Like other genre lovers, crime fiction fans shake out into distinct categories. The details-obsessed procedural aficionado. The adorer of adrenalized thrillers. The guy who digs bare-knuckle hardboiled brawlers. J. Mark Bertrand's Back on Murder has something to offer them all.
Homicide detective Roland March has seen better days. Once he was a rising star in the Houston police department, a hotshot who bagged a miraculous confession from a wife murderer, a confession so dramatic that he became the subject of a lurid true-crime hardcover. Now no one wants to write about him. Instead of soaring into orbit, March's career cratered due to a very personal situation he'd prefer not to discuss, thank you very much. Rather than investigate murders, he examines the messy aftermath of fellow officers who eat their guns. He's the Suicide Cop, the most loathed job on the force -- but perhaps not for much longer. While tagging along at the scene of a gangland mass execution, he notices something among the corpses of slain bangers that everyone else misses: four cut cords lashed to a blood-soaked bed. Now if he can just find out who was tied down there, he might find his back on the murder squad.
Most of Bertrand's debut focuses on everyday cops sussing out suspects, chasing down leads, and putting all the puzzle pieces together. To me, much of it unfolds like an updated version of Ed McBain's early 87th Precinct books. But Bertrand seems to realize that overeager entertainers have milked the plain-Jane procedural deathly dry over the years. (I'm looking at you, Dick Wolf.) He cuts the investigative stuff with the kind of tense, action-y setups you'd expect from, say, Andrew Klavan, and when violence inevitably comes crashing down like a ball-peen hammer on an outstretched hand, it's as gritty as anything you'd expect from established hardboiled scribes. Bertrand even lends a certain poetic grace to the tough bits. After a brutal beating, an informant's "eye opens, the blue cornea bright in a red sea of burst vessels." The final shuddering seizures of a gut-shot gangster become a "saintly spasm," his gaze "rolling heavenward in agony, brows arched in acute pain." And when we finally learn the nature of the tragedy that haunts Marsh, it comes in a scene so wrenching, so raw, so downright mean that it'll likely thrill even the shriveled hearts of the noir set.
Not that many will noir fans will read it, I fear.
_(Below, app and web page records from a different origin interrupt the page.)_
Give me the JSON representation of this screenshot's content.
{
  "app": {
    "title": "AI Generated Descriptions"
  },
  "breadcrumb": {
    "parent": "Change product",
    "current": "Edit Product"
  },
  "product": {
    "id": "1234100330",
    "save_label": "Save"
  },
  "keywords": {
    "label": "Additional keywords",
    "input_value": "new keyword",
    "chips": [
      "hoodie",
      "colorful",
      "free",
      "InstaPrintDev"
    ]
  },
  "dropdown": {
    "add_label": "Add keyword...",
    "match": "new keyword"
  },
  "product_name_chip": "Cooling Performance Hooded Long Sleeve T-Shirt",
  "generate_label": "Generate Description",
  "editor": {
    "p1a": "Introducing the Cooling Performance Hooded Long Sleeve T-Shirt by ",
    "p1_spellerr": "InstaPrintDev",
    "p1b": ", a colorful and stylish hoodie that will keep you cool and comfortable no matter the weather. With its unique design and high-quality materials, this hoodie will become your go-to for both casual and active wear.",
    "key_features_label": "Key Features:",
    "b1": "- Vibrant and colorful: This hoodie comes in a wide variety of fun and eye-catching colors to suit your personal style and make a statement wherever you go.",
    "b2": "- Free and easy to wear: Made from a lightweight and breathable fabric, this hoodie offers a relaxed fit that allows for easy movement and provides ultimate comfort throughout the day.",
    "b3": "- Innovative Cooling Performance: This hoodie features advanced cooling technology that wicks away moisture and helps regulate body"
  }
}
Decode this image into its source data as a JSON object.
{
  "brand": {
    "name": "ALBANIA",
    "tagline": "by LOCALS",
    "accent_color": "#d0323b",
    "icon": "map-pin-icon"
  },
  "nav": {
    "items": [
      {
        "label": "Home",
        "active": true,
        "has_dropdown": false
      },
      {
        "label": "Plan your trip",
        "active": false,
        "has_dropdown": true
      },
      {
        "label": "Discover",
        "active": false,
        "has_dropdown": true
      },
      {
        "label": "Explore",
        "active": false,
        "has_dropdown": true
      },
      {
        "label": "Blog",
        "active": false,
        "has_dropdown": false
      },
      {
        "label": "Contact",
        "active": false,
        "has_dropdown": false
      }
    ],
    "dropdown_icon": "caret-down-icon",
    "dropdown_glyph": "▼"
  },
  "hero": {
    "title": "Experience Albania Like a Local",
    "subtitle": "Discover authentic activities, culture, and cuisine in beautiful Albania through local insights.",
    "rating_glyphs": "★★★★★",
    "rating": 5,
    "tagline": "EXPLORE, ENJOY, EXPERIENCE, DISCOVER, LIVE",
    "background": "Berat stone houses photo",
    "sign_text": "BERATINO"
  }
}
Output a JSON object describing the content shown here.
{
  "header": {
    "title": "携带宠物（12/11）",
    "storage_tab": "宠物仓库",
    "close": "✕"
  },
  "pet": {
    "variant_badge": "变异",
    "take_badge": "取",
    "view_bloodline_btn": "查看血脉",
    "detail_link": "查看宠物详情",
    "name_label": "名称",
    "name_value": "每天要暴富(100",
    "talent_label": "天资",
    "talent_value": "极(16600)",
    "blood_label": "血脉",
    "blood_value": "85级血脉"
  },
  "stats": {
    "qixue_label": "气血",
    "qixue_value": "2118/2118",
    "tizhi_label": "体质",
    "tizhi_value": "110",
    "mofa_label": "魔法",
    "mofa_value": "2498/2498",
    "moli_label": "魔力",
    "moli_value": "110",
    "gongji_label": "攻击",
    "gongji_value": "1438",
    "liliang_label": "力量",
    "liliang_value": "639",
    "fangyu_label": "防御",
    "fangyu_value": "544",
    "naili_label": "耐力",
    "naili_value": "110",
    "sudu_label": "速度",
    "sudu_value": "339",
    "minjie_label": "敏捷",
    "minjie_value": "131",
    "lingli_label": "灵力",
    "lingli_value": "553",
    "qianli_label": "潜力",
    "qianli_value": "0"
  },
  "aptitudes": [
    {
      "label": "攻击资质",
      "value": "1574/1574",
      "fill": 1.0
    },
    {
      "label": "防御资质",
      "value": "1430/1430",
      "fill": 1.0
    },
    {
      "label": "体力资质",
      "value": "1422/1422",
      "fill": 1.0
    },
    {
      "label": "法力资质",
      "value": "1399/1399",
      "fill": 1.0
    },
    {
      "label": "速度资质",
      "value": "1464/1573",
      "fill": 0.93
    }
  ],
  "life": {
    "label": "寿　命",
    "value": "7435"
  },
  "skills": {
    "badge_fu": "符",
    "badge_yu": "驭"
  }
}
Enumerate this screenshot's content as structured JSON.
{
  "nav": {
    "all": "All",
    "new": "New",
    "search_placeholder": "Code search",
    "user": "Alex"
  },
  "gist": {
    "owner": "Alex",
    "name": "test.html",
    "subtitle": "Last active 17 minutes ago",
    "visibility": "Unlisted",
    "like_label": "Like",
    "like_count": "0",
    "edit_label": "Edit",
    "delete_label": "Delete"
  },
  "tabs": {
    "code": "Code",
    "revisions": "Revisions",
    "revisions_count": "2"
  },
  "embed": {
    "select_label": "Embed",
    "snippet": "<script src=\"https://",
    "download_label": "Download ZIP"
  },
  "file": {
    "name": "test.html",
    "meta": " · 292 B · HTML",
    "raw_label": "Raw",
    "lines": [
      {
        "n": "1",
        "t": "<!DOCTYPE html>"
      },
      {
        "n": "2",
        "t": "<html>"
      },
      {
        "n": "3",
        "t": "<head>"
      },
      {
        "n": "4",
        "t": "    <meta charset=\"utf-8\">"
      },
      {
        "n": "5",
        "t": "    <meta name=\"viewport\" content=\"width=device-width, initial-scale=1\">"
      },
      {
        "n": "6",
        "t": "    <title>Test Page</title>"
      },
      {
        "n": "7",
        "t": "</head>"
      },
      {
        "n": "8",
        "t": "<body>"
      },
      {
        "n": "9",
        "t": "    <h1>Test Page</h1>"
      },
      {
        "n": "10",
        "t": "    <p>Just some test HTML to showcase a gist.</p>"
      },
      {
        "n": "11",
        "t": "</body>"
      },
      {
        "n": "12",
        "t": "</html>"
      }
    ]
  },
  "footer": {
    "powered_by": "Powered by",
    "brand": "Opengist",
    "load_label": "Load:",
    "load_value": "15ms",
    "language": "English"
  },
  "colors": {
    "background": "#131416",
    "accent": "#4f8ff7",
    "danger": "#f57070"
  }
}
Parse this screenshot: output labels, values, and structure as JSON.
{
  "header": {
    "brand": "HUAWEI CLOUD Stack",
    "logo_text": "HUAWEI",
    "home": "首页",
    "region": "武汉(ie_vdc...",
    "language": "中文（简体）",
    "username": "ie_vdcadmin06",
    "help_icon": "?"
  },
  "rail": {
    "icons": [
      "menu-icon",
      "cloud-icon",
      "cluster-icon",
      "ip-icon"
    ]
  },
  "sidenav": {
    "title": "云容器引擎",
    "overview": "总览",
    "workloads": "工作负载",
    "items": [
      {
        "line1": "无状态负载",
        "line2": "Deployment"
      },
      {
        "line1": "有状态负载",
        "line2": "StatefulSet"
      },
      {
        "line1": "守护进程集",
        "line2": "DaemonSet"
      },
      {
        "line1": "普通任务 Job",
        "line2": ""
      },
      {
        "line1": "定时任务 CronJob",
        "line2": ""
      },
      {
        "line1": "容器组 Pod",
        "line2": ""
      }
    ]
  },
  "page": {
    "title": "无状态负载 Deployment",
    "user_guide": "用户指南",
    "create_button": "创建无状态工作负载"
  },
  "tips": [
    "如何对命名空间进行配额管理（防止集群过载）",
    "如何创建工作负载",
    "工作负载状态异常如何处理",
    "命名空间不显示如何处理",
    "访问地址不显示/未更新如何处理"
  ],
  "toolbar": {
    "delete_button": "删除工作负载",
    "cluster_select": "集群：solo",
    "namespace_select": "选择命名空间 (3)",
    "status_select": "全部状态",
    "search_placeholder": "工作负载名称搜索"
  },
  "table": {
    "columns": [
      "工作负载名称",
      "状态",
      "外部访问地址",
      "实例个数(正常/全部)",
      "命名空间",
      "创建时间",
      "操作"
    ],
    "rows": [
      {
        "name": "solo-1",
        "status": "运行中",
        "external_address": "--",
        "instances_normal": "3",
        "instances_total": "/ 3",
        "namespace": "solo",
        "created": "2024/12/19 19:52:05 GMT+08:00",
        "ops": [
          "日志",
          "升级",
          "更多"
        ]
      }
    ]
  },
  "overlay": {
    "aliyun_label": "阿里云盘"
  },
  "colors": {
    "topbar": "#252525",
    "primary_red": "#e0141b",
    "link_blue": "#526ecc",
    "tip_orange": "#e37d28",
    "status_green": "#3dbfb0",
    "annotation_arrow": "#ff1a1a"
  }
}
Oddly enough, Back on Murder hails from a religious publisher better known for theological works than gritty crime fiction. I say "odd" because the novel doesn't feel like your typical CBA offering. No avoidance of violence and sex. No tearful conversion scenes. No pat endings. That may surprise those who enjoy Amish romances and pseudo-apocalyptic dispensational thrillers. What may catch mainstream crime fiction fans off-guard is that Bertrand populates his book with several characters who don't think it's strange to believe in God, go to church, and wear the occasional cheesy Martin Luther-themed t-shirt. Of course, Back on Murder also likes to soak those same shirts in gore, which pleases my own desiccated ticker to no end.
(Picture: CC 2011 by Victoria Pickering; Hat Tip: Brandywine Books)